On May Day I wrote about the Tolkien exhibit and promised to discuss the rest of our NYC trip in my “next post.” Unfortunately that task turned out to be far too big for one post, so it is being split among this and a few subsequent posts.
Not surprisingly for a trip to New York, most of what I’m going to discuss in all these posts turns out to be either museum-oriented or food-oriented (or both). But let’s start with something completely different from either of these: the High Line. Even if you haven’t been living under a rock, you might not have heard of the High Line, which is a long, narrow public park built on the abandoned railroad tracks of an elevated portion of the New York Central Railroad. You can see the remaining rails poking through most of the way, along with wild but very well cared-for vegetation the entire distance. Here and there works of art have been installed. There are plenty of benches and lookouts, and it’s all quite peaceful — even if crowded by visitors speaking many different languages. Barbara was able to identify almost all of the flowers and other plants we saw along the way, but that was beyond my knowledge base.
So let’s look at some non-botanical views, most of which turn out to be political. First we have an unusual gigantic clock, which will be meaningful to you if you know the history of the labor movement in the U.S. (and there are cats!):
And then we have a photo that needs a little more context. As we were strolling along, we saw a combination of brand new apartment buildings that were deliberately constructed to be adjacent to the High Line — a feature — and older buildings that contained tenants who were already there when the High Line was built. Here’s a view of one of them:
You may have to look closely to see the various political symbols and slogans clearly aimed at the visitors passing by.
Next comes a pair of murals where the perspective makes them look co-planar even though they’re really a block apart. The top (back) one is a pro-Palestinian statement; you can read more about it here. The bottom (front) one is a statement opposing a certain wall; I think you know which one.

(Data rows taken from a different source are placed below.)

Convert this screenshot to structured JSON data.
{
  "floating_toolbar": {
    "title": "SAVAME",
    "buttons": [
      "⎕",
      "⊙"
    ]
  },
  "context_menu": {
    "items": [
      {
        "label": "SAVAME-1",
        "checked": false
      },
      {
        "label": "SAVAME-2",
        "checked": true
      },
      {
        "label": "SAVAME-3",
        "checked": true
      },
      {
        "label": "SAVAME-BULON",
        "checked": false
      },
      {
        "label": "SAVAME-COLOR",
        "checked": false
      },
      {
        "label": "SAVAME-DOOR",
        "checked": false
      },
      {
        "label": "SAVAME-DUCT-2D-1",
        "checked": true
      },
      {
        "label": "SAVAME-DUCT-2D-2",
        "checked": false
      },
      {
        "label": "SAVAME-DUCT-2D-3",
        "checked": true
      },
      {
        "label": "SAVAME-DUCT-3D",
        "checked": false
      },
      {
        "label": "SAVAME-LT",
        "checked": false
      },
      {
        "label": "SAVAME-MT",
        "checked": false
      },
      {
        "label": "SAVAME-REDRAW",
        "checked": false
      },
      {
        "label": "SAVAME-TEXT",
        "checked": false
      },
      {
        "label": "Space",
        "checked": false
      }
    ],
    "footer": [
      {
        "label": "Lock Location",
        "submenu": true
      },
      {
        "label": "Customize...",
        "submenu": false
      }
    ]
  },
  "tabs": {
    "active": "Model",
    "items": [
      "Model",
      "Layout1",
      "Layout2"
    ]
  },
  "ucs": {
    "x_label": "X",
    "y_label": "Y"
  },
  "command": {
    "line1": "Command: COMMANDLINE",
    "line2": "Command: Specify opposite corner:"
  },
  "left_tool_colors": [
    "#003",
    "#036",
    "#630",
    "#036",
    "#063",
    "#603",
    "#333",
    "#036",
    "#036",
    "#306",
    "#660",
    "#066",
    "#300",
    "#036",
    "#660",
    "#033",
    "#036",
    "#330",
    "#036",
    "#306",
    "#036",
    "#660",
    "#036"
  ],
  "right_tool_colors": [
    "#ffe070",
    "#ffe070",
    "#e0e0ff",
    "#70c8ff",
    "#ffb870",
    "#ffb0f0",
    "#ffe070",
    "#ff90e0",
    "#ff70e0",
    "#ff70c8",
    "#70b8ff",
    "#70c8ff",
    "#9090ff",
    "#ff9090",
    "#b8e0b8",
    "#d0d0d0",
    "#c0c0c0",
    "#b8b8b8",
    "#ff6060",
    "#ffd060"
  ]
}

The combination of the two is particularly powerful:
Finally we see a sign on one of the rest rooms:
All in all, I suspect that Donald Trump does not really like looking at the High Line from the top of Trump Tower. It must be clearly visible, even though it’s a mile away.